Figeater

 

What's That Bug? does not endorse extermination

Subject:  What kind of Beetle is this?
Geographic location of the bug:  Creswell, MC
Date: 07/30/2018
Time: 03:35 PM EDT
Your letter to the bugman:  Can you tell me what this is and if I have anything to worry about? Rather large and we have had alot of rain this week. Any info would be appreciated.
How you want your letter signed:  Michelle

Triceratops Beetle

Dear Michelle,
We are speculating that you are in Creswell, North Carolina, and if that is wrong, please clarify where MC is located.  This is a Triceratops Beetle,
Phileurus truncatus, and it poses no threat to you or your home.   According to BugGuide:  “Adults will take fruit and meat in captivity; may feed on other insects” and “Adults come to lights. Larvae in rotten logs, esp. oaks. Adults can live up to two years in captivity. Have structures for sound production (stridulation) and stridulate softly when handled (P. Coin, 11.vii.2007).  Larvae and adults are also ‘carnivorous’ and will – if not preferentially – feed on grubs & pupae of other scarabs.”

What's That Bug? does not endorse extermination

Subject:  Big weird-looking bug
Geographic location of the bug:  United States East Tennessee
Date: 08/01/2018
Time: 02:37 AM EDT
Your letter to the bugman:  I thought this to be a female rhinoceros beetle but I’m not very sure.
How you want your letter signed:  However you want to sign it

Female Eastern Hercules Beetle
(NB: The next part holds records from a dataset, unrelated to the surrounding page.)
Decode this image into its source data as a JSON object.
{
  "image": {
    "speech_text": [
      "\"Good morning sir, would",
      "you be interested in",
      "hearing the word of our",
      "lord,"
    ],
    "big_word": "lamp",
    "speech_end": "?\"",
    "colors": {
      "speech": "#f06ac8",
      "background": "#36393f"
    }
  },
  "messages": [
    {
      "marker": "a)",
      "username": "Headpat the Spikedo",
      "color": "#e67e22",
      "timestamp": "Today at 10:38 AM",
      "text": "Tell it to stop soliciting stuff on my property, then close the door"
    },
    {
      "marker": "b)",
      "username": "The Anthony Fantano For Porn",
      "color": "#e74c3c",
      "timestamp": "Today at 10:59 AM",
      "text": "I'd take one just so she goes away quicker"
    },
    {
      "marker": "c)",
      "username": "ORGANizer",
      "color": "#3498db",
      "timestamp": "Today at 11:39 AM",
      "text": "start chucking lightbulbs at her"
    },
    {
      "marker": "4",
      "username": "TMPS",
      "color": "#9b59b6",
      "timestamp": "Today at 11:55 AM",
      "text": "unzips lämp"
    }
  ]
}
This is indeed a female Eastern Hercules Beetle, and we have examples of dark individuals here and here in our own archives.  BugGuide also has images of dark individuals, and according to BugGuide:  “Huge size, greenish elytra with variable amounts of dark spots. Some are nearly black.”
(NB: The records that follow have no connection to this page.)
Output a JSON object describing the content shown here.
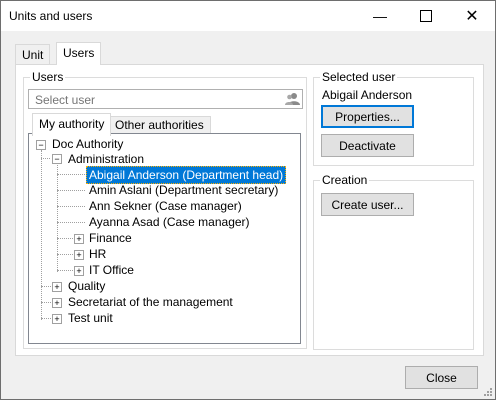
{
  "window": {
    "title": "Units and users"
  },
  "tabs": [
    {
      "label": "Unit"
    },
    {
      "label": "Users"
    }
  ],
  "users_group": {
    "title": "Users",
    "search_placeholder": "Select user",
    "subtabs": [
      {
        "label": "My authority"
      },
      {
        "label": "Other authorities"
      }
    ],
    "tree": {
      "root": "Doc Authority",
      "administration": "Administration",
      "people": [
        "Abigail Anderson (Department head)",
        "Amin Aslani (Department secretary)",
        "Ann Sekner (Case manager)",
        "Ayanna Asad (Case manager)"
      ],
      "subunits": [
        "Finance",
        "HR",
        "IT Office"
      ],
      "top_units": [
        "Quality",
        "Secretariat of the management",
        "Test unit"
      ]
    }
  },
  "selected_user": {
    "title": "Selected user",
    "name": "Abigail Anderson",
    "properties_label": "Properties...",
    "deactivate_label": "Deactivate"
  },
  "creation": {
    "title": "Creation",
    "create_label": "Create user..."
  },
  "footer": {
    "close_label": "Close"
  }
}
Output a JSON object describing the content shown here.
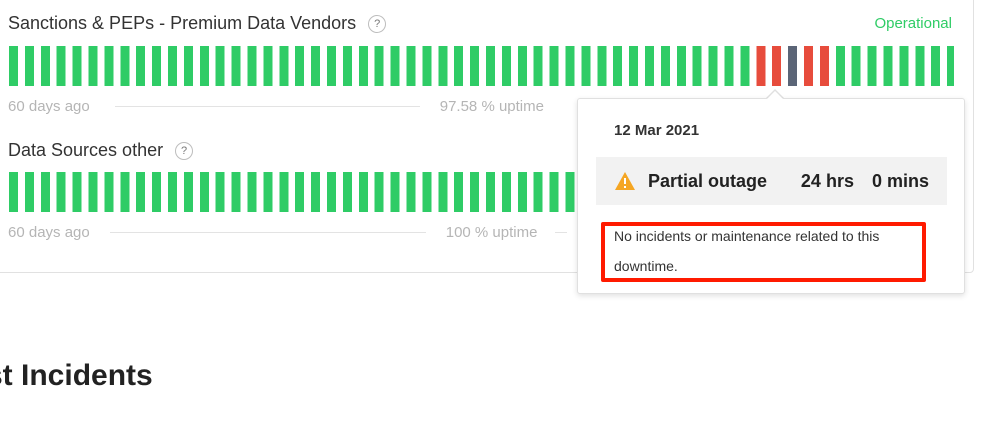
{
  "components": [
    {
      "name": "Sanctions & PEPs - Premium Data Vendors",
      "help": "?",
      "status": "Operational",
      "status_color": "#2fcc66",
      "left_label": "60 days ago",
      "uptime_label": "97.58 % uptime",
      "bar_count": 60,
      "bar_states": [
        "op",
        "op",
        "op",
        "op",
        "op",
        "op",
        "op",
        "op",
        "op",
        "op",
        "op",
        "op",
        "op",
        "op",
        "op",
        "op",
        "op",
        "op",
        "op",
        "op",
        "op",
        "op",
        "op",
        "op",
        "op",
        "op",
        "op",
        "op",
        "op",
        "op",
        "op",
        "op",
        "op",
        "op",
        "op",
        "op",
        "op",
        "op",
        "op",
        "op",
        "op",
        "op",
        "op",
        "op",
        "op",
        "op",
        "op",
        "red",
        "red",
        "sel",
        "red",
        "red",
        "op",
        "op",
        "op",
        "op",
        "op",
        "op",
        "op",
        "op"
      ]
    },
    {
      "name": "Data Sources other",
      "help": "?",
      "left_label": "60 days ago",
      "uptime_label": "100 % uptime",
      "bar_count": 60
    }
  ],
  "colors": {
    "operational": "#2fcc66",
    "outage": "#e74c3c",
    "selected": "#5b6577",
    "warning": "#f5a623"
  },
  "tooltip": {
    "date": "12 Mar 2021",
    "status_icon": "warning-icon",
    "status_label": "Partial outage",
    "hours": "24 hrs",
    "minutes": "0 mins",
    "message": "No incidents or maintenance related to this downtime."
  },
  "section_title": "st Incidents"
}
What's That Bug? does not endorse extermination

Subject:  Identify this bug
Geographic location of the bug:  Bangalore ,india
Date: 07/30/2018
Time: 01:25 AM EDT
Your letter to the bugman:  Hi bugman,
I found this gorgeous fellow on my office floor. Would love to know more about him .
Thanks!
How you want your letter signed:  Shweta

Flower Chafer: Protaetia aurichalcea

Dear Shweta,
This Scarab Beetle is one of the Fruit and Flower Chafers in the subfamily Cetoniinae, and we are confident we have identified it as Protaetia aurichalcea thanks to images on BioLib and  pxhere.  According to Biodiversity India:  “Flower chafers are a group of scarab beetles, comprising the subfamily Cetoniinae. Many species are diurnal and visit flowers for pollen and nectar, or to browse on the petals. Some species also feed on fruit. The group is also called fruit and flower chafers, flower beetles and flower scarabs. There are around 4,000 species, many of them still undescribed.”

What's That Bug? does not endorse extermination